I don't want to give legal advice. Defamation is primarily defined by state statutes today. Before the statutes, common law, rules made by judges, was applied. The common law elements of defamation are not the law of any particular state.
Basically, defamation requires:
- Defamatory language on the part of the defendant. Defamatory language is another section.
- The defamatory language must be identify the plaintiff to a reasonsable reader, listener, or viewer.
- Publication of the d.l. by the defendant to a third person and, the most crucial,
- Damage to the reputation of the plaintiff. Concrete financial damage.
Statements of opinion are only actionable if it appears to be based on specific facts, and an express allegation of those facts would be defamatory.
The problem is that all defendants may defend against defamation by:
- Truth is a complete defense.
- Certain privileges.
- Malice may be considered in the damages.
It is not easy. There are host of special rules and exceptions. I wonder whether baptism, field service, meeting attendance would be considered consent. Another problem is that by suing, the allegations against you are raised yet again, and usually, travel further. Saying "so and so is a lousy person" would not necessarily be defamatory. If it came from the WTS, I would view it as high praise. I recall that damages are important. The text I consulted did not mention if religious groups have broader permission to defame. DL must adversely affect your reputation.
There are special rules regarding public figures, newsworthy people, and private citizens.

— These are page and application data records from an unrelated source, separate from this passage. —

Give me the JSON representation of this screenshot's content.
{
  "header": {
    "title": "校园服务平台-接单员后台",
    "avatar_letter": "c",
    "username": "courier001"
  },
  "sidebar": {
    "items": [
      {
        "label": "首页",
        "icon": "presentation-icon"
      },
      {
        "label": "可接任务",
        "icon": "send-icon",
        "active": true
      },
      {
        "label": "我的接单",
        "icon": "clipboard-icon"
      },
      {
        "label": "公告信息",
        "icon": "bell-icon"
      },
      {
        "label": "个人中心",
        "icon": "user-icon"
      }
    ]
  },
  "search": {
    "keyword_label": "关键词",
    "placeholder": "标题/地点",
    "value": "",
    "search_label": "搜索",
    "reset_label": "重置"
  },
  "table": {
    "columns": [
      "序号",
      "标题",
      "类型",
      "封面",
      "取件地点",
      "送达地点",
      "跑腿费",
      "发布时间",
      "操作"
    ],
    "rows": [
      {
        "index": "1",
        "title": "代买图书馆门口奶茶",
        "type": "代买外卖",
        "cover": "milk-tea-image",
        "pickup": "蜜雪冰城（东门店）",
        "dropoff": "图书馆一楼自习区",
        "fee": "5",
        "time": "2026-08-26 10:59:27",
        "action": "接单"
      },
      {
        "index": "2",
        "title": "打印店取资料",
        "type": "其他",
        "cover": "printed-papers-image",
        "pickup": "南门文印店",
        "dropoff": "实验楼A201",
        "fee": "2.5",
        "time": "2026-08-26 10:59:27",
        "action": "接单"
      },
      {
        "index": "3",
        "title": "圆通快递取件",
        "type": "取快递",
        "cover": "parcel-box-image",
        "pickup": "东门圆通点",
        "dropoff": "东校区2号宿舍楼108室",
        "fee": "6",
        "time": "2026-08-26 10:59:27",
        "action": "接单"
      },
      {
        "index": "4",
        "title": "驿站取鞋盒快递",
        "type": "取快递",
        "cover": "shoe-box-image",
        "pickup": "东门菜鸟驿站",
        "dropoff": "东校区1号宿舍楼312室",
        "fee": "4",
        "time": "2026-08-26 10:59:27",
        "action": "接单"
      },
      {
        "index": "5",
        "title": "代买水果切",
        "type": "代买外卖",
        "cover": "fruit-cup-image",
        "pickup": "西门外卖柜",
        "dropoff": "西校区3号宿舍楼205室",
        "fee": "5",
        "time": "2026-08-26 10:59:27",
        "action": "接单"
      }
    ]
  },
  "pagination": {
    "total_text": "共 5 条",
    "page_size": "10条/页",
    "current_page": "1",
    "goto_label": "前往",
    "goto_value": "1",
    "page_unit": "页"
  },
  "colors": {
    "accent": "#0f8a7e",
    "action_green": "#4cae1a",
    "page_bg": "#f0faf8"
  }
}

It becomes very fact specific. Any state may vary these elements. Bethel lawyers will know this area extremely well. I do not.